There are certainly many benefits of meditation for bipolar disorder. However, always make sure that you are comfortable and that it is safe to practice meditative exercises. I urge you to speak to a doctor or mental health professional before trying these techniques.

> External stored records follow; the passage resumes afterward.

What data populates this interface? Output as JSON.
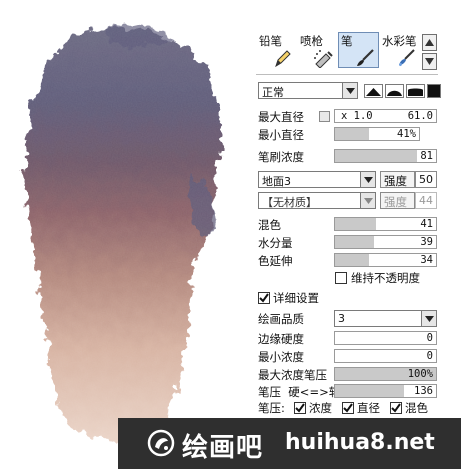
{
  "brush_tabs": [
    {
      "label": "铅笔",
      "icon": "pencil-icon"
    },
    {
      "label": "喷枪",
      "icon": "airbrush-icon"
    },
    {
      "label": "笔",
      "icon": "brush-icon",
      "active": true
    },
    {
      "label": "水彩笔",
      "icon": "watercolor-icon"
    }
  ],
  "blend_mode": {
    "value": "正常"
  },
  "max_diameter": {
    "label": "最大直径",
    "multiplier": "x 1.0",
    "value": "61.0"
  },
  "min_diameter": {
    "label": "最小直径",
    "value": "41%",
    "fraction": 0.41
  },
  "brush_density": {
    "label": "笔刷浓度",
    "value": "81",
    "fraction": 0.81
  },
  "paper_texture": {
    "value": "地面3",
    "strength_label": "强度",
    "strength_value": "50"
  },
  "material": {
    "value": "【无材质】",
    "strength_label": "强度",
    "strength_value": "44"
  },
  "blending": {
    "label": "混色",
    "value": "41",
    "fraction": 0.41
  },
  "water_amount": {
    "label": "水分量",
    "value": "39",
    "fraction": 0.39
  },
  "color_extension": {
    "label": "色延伸",
    "value": "34",
    "fraction": 0.34
  },
  "keep_opacity": {
    "label": "维持不透明度",
    "checked": false
  },
  "detail_settings": {
    "label": "详细设置",
    "checked": true
  },
  "quality": {
    "label": "绘画品质",
    "value": "3"
  },
  "edge_hardness": {
    "label": "边缘硬度",
    "value": "0",
    "fraction": 0.0
  },
  "min_density": {
    "label": "最小浓度",
    "value": "0",
    "fraction": 0.0
  },
  "max_density_pressure": {
    "label": "最大浓度笔压",
    "value": "100%",
    "fraction": 1.0
  },
  "pressure_hardness": {
    "label": "笔压  硬<=>软",
    "value": "136",
    "fraction": 0.68
  },
  "pressure_flags": {
    "label": "笔压:",
    "items": [
      {
        "label": "浓度",
        "checked": true
      },
      {
        "label": "直径",
        "checked": true
      },
      {
        "label": "混色",
        "checked": true
      }
    ]
  },
  "watermark": {
    "chinese": "绘画吧",
    "url": "huihua8.net"
  },
  "colors": {
    "panel_accent": "#d4e4f6",
    "stroke_top": "#5c5a78",
    "stroke_mid": "#8a6470",
    "stroke_bottom": "#e2c2b2"
  }
}
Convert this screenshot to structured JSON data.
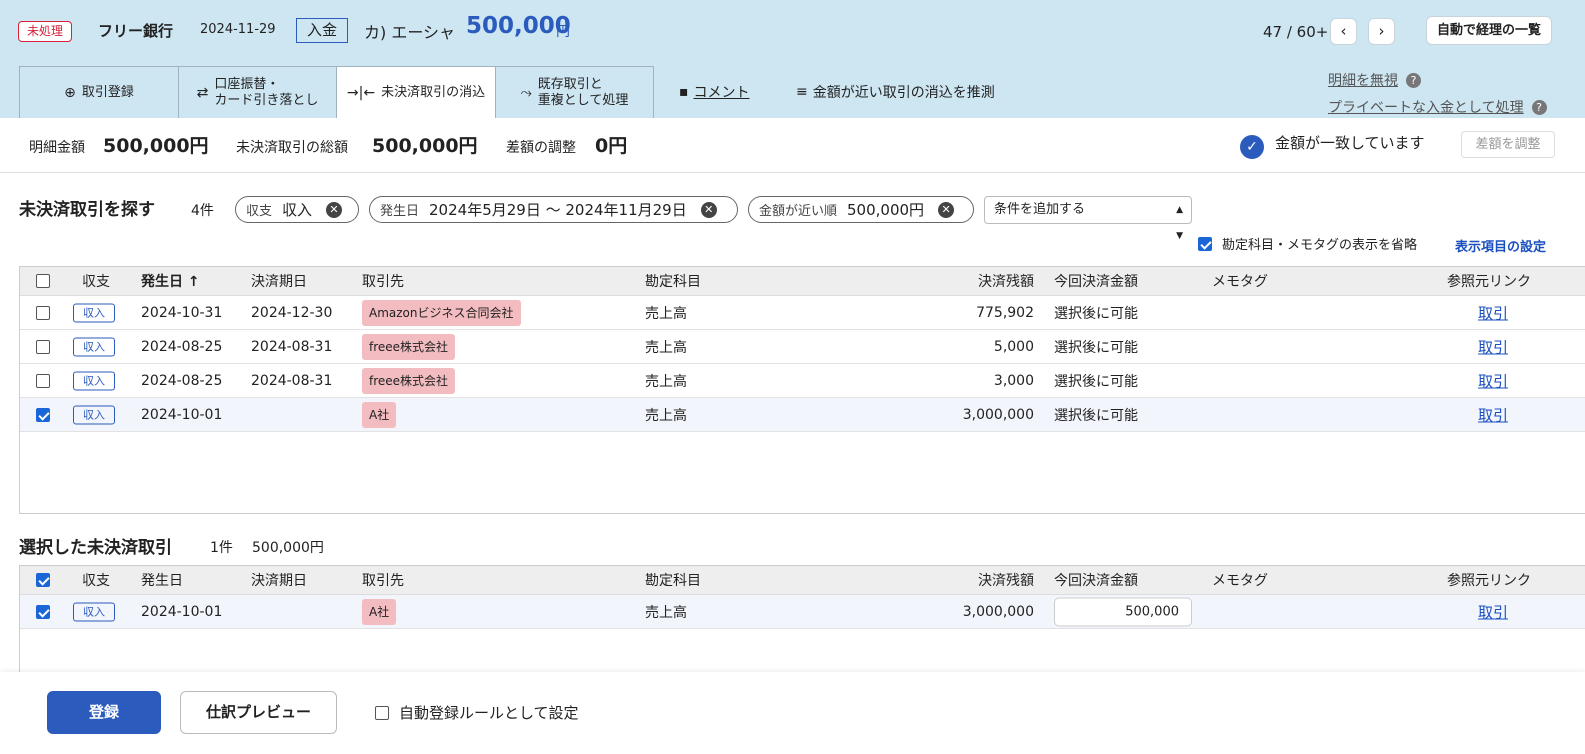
{
  "header": {
    "status": "未処理",
    "bank": "フリー銀行",
    "date": "2024-11-29",
    "kind": "入金",
    "partner": "カ) エーシャ",
    "amount": "500,000",
    "currency": "円",
    "pager": "47 / 60+",
    "prev_icon": "chevron-left-icon",
    "next_icon": "chevron-right-icon",
    "auto_list": "自動で経理の一覧"
  },
  "tabs": [
    {
      "label": "取引登録",
      "icon": "plus-circle-icon"
    },
    {
      "label1": "口座振替・",
      "label2": "カード引き落とし",
      "icon": "swap-icon"
    },
    {
      "label": "未決済取引の消込",
      "icon": "merge-icon"
    },
    {
      "label1": "既存取引と",
      "label2": "重複として処理",
      "icon": "duplicate-icon"
    }
  ],
  "links": {
    "comment": "コメント",
    "guess": "金額が近い取引の消込を推測",
    "ignore": "明細を無視",
    "private": "プライベートな入金として処理"
  },
  "summary": {
    "detail_label": "明細金額",
    "detail_value": "500,000円",
    "total_label": "未決済取引の総額",
    "total_value": "500,000円",
    "diff_label": "差額の調整",
    "diff_value": "0円",
    "match_text": "金額が一致しています",
    "adjust_button": "差額を調整"
  },
  "search": {
    "title": "未決済取引を探す",
    "count": "4件",
    "filters": [
      {
        "label": "収支",
        "value": "収入"
      },
      {
        "label": "発生日",
        "value": "2024年5月29日 〜 2024年11月29日"
      },
      {
        "label": "金額が近い順",
        "value": "500,000円"
      }
    ],
    "add_condition": "条件を追加する",
    "omit_label": "勘定科目・メモタグの表示を省略",
    "settings_link": "表示項目の設定"
  },
  "columns": {
    "type": "収支",
    "date": "発生日",
    "date_sorted": "発生日 ↑",
    "due": "決済期日",
    "partner": "取引先",
    "account": "勘定科目",
    "balance": "決済残額",
    "pay": "今回決済金額",
    "memo": "メモタグ",
    "ref": "参照元リンク"
  },
  "rows": [
    {
      "checked": false,
      "type": "収入",
      "date": "2024-10-31",
      "due": "2024-12-30",
      "partner": "Amazonビジネス合同会社",
      "account": "売上高",
      "balance": "775,902",
      "pay": "選択後に可能",
      "ref": "取引"
    },
    {
      "checked": false,
      "type": "収入",
      "date": "2024-08-25",
      "due": "2024-08-31",
      "partner": "freee株式会社",
      "account": "売上高",
      "balance": "5,000",
      "pay": "選択後に可能",
      "ref": "取引"
    },
    {
      "checked": false,
      "type": "収入",
      "date": "2024-08-25",
      "due": "2024-08-31",
      "partner": "freee株式会社",
      "account": "売上高",
      "balance": "3,000",
      "pay": "選択後に可能",
      "ref": "取引"
    },
    {
      "checked": true,
      "type": "収入",
      "date": "2024-10-01",
      "due": "",
      "partner": "A社",
      "account": "売上高",
      "balance": "3,000,000",
      "pay": "選択後に可能",
      "ref": "取引"
    }
  ],
  "selected": {
    "title": "選択した未決済取引",
    "count": "1件",
    "total": "500,000円",
    "rows": [
      {
        "checked": true,
        "type": "収入",
        "date": "2024-10-01",
        "due": "",
        "partner": "A社",
        "account": "売上高",
        "balance": "3,000,000",
        "pay_value": "500,000",
        "ref": "取引"
      }
    ]
  },
  "footer": {
    "register": "登録",
    "preview": "仕訳プレビュー",
    "auto_rule": "自動登録ルールとして設定"
  },
  "colors": {
    "accent": "#2b5bbd",
    "header_bg": "#cde6f2",
    "alert": "#d9213a",
    "partner_tag": "#f3bcc0"
  }
}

Meditation is not meant to replace your regular treatment, psychotherapy, or medication.
If you would like to learn more about meditation, book an online meditation lesson with me today.
1: National Institute of Mental Health, Bipolar Disorder https://www.nimh.nih.gov/health/topics/bipolar-disorder/index.shtml
2Bipolar Disorder Myths and Facts, WebMD https://www.webmd.com/bipolar-disorder/bipolar-disorder-myths-facts#1
3: Mindfulness-Based Cognitive Therapy for Bipolar Disorder: Effects on Cognitive Functioning, Journal of Psychiatric Practitioners, https://www.ncbi.nlm.nih.gov/pmc/articles/PMC3277324/
3: Meditation and Yoga can Modulate Brain Mechanisms that affect Behavior and Anxiety-A Modern Scientific PerspectiveWorld Institute for Scientific Exploration https://www.ncbi.nlm.nih.gov/pmc/articles/PMC4769029/
4: Bipolar Disorder and Anxiety, Dennis Thompson Jr, Pat F. Bass III, MD, MPH https://www.everydayhealth.com/anxiety-disorder/bipolar-disorder-and-anxiety.aspx
5: Common bipolar triggers, BipolarCareGivers, https://bipolarcaregivers.org/treatment-and-management/common-bipolar-triggers
6: Racing Thoughts and Bipolar Disorder, Marcia Purse, Medically reviewed by Steven Gans, MD https://www.verywellmind.com/what-are-racing-thoughts-378823
Paul Harrison is a passionate meditation teacher who believes in genuine, authentic meditation. He has more than 15 years experience in meditation and mindfulness. He studied meditation in beautiful Oxford, UK, and Hamilton Ontario Canada, and earned his degree at Staffordshire University.
“My goal is to provide the most authentic meditation sessions so you can harness the power of your own mind for personal transformation” – Paul Harrison